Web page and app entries
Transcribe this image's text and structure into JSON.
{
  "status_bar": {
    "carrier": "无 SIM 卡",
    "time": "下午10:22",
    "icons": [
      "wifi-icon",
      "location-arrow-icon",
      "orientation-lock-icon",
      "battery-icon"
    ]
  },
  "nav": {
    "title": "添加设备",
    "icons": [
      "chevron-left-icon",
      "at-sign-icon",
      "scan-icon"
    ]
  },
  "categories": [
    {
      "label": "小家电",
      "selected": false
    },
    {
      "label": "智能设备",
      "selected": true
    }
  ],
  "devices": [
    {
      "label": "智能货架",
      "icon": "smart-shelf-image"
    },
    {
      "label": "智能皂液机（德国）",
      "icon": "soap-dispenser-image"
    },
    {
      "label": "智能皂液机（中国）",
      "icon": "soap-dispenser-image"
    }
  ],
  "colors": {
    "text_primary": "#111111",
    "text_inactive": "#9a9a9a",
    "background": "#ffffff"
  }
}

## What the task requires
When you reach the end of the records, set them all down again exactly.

## Task solution
Transcribe this image's text and structure into JSON.
{
  "status_bar": {
    "carrier": "无 SIM 卡",
    "time": "下午10:22",
    "icons": [
      "wifi-icon",
      "location-arrow-icon",
      "orientation-lock-icon",
      "battery-icon"
    ]
  },
  "nav": {
    "title": "添加设备",
    "icons": [
      "chevron-left-icon",
      "at-sign-icon",
      "scan-icon"
    ]
  },
  "categories": [
    {
      "label": "小家电",
      "selected": false
    },
    {
      "label": "智能设备",
      "selected": true
    }
  ],
  "devices": [
    {
      "label": "智能货架",
      "icon": "smart-shelf-image"
    },
    {
      "label": "智能皂液机（德国）",
      "icon": "soap-dispenser-image"
    },
    {
      "label": "智能皂液机（中国）",
      "icon": "soap-dispenser-image"
    }
  ],
  "colors": {
    "text_primary": "#111111",
    "text_inactive": "#9a9a9a",
    "background": "#ffffff"
  }
}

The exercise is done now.